(Interface dataset entries)
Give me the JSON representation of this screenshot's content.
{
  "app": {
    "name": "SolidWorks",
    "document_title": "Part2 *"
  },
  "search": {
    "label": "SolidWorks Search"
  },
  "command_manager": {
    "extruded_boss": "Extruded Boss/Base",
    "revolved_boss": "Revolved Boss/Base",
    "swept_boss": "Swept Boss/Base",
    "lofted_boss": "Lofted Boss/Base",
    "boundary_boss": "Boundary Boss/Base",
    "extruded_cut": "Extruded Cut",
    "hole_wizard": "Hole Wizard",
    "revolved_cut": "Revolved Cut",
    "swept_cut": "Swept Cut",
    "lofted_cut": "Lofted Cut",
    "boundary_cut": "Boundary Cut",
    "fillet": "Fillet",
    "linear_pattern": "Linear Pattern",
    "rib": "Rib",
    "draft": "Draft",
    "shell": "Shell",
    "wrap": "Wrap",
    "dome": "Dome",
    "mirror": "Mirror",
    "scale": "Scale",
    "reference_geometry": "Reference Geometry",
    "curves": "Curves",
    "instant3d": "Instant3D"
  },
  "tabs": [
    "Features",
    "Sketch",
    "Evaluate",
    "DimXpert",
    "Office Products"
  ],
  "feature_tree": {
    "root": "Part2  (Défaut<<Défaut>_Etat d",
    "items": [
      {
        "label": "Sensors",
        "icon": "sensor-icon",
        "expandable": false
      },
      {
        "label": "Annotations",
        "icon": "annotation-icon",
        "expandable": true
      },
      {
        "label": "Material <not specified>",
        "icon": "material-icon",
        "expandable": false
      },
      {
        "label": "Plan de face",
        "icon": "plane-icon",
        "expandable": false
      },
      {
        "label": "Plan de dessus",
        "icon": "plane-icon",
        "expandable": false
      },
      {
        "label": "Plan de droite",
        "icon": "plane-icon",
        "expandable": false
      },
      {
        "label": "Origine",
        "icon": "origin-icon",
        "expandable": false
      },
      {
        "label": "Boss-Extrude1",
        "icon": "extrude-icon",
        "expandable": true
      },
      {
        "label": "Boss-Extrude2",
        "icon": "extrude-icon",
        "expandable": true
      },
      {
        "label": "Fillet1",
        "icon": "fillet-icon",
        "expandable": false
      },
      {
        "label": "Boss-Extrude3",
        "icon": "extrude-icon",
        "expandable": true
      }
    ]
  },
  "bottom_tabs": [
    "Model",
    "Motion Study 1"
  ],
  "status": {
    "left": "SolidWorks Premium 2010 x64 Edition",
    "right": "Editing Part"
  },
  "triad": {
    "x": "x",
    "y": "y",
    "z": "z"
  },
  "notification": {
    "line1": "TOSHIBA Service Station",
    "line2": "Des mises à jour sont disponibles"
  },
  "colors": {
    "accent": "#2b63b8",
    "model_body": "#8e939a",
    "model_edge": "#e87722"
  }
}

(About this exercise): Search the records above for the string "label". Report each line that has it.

(Exercise solution):
    "label": "SolidWorks Search"
        "label": "Sensors",
        "label": "Annotations",
        "label": "Material <not specified>",
        "label": "Plan de face",
        "label": "Plan de dessus",
        "label": "Plan de droite",
        "label": "Origine",
        "label": "Boss-Extrude1",
        "label": "Boss-Extrude2",
        "label": "Fillet1",
        "label": "Boss-Extrude3",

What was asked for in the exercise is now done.